You just started a new band, Bantaba, an Afrobeat ensemble. Where did the name come from? Do you perform original music, covers or both?
The name Bantaba is derived from the word for a large tree, which is called bentennie in the Mandinka language, and is a traditional meeting place for the men of the village.
The origins of the word is from the Mandinka for “tree” which is “Bant” and “aba” means “where to meet” and so the two words combined are Bant-aba.
We liked the name because for us it defined community. We meet to create and celebrate music together. This group of people is truly special. I’m so lucky to be surrounded by such amazing people and musicians. The way the band formed and came together was pretty special. The right musicians, skill-wise and personality, just started appearing.
We perform covers, a combination of Afrobeat, Highlife, and funk. We are working on writing originals and hope to have some recorded very soon.

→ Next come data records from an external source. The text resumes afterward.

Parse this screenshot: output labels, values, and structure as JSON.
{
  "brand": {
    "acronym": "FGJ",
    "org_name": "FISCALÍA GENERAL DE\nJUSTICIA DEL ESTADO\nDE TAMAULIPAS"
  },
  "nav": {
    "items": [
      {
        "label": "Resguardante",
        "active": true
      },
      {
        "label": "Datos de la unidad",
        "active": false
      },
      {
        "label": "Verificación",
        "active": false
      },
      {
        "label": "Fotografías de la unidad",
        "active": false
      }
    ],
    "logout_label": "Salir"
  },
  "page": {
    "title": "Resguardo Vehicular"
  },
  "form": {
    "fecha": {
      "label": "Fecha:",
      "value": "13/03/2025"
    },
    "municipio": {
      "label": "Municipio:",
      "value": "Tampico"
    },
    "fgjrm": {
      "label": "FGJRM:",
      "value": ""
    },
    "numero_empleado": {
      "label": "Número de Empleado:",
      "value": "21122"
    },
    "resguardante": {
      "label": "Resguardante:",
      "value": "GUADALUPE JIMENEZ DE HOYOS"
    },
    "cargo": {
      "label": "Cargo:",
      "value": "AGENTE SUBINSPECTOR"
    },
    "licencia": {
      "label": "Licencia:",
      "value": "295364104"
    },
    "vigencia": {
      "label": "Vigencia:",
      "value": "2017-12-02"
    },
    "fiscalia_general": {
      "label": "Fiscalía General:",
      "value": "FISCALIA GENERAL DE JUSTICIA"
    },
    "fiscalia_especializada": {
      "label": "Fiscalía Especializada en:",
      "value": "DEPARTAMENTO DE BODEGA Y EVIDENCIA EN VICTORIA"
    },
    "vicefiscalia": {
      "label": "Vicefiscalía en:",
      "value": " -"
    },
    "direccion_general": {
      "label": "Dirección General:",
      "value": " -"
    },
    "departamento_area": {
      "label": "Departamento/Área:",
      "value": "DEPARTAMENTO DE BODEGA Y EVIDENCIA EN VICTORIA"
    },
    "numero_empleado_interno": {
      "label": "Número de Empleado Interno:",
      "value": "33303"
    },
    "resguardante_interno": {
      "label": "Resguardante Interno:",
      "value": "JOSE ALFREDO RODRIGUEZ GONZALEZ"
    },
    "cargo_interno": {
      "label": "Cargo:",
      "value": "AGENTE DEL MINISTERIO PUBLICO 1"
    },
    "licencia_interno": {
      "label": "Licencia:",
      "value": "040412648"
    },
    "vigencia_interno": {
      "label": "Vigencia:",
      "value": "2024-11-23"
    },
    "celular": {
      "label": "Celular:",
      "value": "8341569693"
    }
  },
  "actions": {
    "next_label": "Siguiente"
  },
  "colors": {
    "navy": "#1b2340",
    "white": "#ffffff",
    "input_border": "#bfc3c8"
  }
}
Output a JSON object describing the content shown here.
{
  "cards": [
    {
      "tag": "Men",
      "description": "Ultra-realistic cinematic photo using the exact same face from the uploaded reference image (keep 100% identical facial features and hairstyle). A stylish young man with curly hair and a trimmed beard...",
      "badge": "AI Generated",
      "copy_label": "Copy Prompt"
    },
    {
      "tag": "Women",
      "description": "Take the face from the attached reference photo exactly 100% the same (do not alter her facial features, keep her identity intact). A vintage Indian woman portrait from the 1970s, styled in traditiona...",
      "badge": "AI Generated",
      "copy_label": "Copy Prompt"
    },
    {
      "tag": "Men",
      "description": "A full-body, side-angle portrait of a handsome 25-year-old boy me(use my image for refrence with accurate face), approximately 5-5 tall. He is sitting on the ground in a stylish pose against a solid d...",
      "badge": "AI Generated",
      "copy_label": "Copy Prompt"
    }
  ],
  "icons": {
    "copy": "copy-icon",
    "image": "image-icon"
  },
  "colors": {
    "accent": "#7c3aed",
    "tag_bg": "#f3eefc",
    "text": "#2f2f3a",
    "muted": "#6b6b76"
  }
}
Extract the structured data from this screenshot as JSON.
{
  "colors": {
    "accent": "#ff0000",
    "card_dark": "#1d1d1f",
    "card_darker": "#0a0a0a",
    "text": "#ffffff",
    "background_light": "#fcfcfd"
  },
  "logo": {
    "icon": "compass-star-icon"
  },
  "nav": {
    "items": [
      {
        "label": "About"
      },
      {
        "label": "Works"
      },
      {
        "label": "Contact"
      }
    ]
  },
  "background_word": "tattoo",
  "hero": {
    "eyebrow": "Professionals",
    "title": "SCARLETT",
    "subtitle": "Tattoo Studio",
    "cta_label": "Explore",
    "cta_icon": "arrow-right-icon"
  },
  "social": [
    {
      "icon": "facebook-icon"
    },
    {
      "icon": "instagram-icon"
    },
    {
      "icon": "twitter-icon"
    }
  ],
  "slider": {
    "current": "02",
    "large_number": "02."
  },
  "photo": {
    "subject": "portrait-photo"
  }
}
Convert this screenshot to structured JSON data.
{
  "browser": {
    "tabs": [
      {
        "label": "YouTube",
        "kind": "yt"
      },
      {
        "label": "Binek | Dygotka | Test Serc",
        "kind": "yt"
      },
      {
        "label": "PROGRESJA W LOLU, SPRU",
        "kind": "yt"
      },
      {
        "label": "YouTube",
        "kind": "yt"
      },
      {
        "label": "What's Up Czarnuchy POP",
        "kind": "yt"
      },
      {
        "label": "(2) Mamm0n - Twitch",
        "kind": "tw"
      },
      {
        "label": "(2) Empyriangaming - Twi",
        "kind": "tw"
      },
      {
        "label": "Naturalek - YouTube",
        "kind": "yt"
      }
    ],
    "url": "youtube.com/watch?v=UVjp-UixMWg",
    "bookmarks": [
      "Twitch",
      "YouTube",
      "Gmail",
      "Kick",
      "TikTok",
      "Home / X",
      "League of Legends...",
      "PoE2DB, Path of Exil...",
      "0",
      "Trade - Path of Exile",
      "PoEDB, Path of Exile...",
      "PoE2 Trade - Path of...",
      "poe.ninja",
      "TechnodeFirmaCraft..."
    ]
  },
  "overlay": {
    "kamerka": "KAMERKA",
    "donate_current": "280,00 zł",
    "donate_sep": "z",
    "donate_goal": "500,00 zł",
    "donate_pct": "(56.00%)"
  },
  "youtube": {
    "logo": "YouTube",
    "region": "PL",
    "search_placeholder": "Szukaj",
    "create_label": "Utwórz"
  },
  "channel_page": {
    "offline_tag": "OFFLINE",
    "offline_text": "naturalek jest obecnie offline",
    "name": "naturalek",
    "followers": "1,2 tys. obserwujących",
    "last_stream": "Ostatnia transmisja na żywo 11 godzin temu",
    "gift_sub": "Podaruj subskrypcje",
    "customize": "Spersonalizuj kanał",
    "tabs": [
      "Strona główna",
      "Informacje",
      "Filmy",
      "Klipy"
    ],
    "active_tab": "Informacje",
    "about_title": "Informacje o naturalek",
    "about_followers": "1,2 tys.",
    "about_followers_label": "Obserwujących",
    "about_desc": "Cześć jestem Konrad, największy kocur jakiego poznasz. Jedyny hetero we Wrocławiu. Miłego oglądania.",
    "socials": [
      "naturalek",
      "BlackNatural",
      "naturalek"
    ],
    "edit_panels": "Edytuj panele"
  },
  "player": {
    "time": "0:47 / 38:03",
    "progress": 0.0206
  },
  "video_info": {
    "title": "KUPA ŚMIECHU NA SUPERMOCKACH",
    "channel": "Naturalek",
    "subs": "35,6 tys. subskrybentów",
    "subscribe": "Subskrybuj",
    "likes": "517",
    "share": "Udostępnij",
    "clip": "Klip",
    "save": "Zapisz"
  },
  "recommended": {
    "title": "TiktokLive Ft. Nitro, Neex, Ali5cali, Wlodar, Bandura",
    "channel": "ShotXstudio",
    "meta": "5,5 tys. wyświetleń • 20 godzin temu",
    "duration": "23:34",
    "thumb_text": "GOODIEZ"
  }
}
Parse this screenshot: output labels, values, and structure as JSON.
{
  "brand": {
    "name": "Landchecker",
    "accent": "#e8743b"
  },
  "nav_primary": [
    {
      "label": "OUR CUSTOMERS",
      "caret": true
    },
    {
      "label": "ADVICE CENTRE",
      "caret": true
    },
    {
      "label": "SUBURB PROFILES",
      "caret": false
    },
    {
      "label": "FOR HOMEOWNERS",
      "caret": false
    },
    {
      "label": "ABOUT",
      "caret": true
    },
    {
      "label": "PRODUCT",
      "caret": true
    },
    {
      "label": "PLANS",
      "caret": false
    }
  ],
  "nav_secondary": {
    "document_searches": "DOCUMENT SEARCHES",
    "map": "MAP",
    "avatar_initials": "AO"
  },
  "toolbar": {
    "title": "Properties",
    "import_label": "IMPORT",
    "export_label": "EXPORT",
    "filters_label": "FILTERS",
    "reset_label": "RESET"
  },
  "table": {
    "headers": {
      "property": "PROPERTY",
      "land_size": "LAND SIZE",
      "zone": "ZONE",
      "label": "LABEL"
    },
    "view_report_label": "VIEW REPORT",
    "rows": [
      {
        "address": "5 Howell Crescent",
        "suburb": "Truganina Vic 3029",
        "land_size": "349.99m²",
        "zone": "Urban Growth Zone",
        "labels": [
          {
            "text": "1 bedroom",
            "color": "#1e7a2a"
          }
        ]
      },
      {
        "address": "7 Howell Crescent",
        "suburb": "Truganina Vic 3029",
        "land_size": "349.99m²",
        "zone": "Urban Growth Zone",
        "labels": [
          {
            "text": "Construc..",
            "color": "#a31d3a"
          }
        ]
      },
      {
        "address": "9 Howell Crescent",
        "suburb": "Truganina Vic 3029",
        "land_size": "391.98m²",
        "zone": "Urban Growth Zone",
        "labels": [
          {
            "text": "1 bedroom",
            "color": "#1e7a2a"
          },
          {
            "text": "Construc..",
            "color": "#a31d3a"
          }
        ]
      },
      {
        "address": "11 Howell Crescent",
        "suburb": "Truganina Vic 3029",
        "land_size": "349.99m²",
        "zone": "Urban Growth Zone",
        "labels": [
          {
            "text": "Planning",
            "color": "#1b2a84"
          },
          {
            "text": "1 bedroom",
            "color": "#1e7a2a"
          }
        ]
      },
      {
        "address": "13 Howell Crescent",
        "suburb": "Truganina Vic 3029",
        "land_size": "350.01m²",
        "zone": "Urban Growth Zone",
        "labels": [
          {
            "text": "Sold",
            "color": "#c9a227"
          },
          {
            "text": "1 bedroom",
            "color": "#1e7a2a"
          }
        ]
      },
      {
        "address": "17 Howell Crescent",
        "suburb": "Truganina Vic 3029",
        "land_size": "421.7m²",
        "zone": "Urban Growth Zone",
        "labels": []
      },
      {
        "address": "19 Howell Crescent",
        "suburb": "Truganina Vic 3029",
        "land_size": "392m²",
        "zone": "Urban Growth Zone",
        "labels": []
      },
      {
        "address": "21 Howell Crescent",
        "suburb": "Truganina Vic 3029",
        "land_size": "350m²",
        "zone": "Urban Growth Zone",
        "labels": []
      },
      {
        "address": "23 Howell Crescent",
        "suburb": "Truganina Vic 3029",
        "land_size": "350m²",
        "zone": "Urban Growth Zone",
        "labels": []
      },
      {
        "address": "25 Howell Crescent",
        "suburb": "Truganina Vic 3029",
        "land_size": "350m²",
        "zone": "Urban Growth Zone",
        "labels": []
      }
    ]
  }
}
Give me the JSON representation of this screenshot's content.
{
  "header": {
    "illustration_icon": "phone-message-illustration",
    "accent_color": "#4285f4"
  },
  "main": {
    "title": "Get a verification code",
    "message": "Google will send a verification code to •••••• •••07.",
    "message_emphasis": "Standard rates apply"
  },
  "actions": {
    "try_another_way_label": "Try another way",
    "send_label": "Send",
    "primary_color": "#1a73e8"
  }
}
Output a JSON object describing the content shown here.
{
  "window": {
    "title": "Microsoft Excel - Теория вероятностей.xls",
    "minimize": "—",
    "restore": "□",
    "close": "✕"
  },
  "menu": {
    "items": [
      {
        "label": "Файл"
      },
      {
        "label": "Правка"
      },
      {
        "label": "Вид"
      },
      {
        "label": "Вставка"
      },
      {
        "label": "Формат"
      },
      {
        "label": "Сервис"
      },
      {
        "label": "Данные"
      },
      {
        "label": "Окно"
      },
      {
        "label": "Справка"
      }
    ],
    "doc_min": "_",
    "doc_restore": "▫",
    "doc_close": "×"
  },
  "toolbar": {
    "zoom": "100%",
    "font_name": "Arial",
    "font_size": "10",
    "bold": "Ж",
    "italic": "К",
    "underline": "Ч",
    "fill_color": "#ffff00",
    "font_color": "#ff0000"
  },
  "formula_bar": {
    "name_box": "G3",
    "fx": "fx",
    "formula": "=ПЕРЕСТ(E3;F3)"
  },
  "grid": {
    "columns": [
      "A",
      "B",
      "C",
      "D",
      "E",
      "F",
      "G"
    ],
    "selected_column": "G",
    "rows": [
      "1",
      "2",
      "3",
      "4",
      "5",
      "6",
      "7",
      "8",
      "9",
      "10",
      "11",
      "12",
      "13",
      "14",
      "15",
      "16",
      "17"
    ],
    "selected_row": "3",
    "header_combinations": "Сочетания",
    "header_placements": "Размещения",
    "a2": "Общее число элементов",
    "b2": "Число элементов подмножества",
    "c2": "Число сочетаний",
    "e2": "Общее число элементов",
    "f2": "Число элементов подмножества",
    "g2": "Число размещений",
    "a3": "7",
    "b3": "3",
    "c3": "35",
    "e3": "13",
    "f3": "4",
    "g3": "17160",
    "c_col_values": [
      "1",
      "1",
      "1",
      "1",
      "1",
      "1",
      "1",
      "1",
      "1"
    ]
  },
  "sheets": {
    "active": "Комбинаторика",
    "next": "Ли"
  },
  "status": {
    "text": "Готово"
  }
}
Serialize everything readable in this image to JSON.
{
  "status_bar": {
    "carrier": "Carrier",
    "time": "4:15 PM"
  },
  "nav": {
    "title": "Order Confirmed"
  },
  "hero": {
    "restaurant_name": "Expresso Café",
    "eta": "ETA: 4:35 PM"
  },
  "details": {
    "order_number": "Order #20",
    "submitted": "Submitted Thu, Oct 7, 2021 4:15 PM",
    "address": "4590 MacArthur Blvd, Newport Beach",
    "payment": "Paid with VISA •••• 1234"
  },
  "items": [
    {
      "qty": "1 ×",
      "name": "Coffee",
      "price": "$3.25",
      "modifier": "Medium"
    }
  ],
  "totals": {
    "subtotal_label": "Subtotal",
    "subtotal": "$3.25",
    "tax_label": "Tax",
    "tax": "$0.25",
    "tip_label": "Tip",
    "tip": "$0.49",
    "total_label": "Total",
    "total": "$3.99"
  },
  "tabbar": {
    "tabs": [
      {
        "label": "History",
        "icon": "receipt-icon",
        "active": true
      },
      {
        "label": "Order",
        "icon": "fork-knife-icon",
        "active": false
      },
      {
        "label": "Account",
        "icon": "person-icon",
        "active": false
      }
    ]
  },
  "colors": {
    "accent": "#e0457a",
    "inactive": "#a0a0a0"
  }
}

Bantaba has a big event coming up on Oct. 17: Felabration, a celebration of the great Fela Kuti. Talk about him and what his music means to you.
Fela-Bration is an annual worldwide event created by Yeni Anakulapo Kuti, Fela’s daughter, to celebrate his life and music. Fela was the creator of Afrobeat music, a revolutionary and human rights activist, and a Nigerian. Fela-Bration is always celebrated the week of his birthday.
I and others in Bantaba love Fela’s music because it is a merging of several different styles, combining traditional rhythms, jazz, and funk. It’s so amazing.
Fela was a revolutionary, and in my mind, a genius. His message seems timeless. The message he was speaking in Nigeria in the 1970s is very relevant to modern-day America.
Banataba loves to create a party every show. We want to see people dancing, moving and having fun. We will have special guests: our dancehall friend Nowledge, and our friends from Sunu, an Afrobeat/New Orleans/funkster band from Lawrence.
Fela-Bration will be at the Record Bar on Oct 17. Showtime will be 8 p.m. We really hope Kansas City will join us for this evening and celebrate the music of Fela Kuti.
What has Kansas City meant to you, as a musician and longtime resident?
I love being a musician from Kansas City and have always felt very proud to be a part of the Kansas City music scene. We have so many amazing musicians here. Kansas City is so musically, historically rich. Much of my favorite music comes from Kansas City musicians like Count Basie, Big Joe Turner, Jay McShann, and Bennie Moten. Kansas City is a great place to work as a musician and being in the center of the United States, it’s easy to tour from.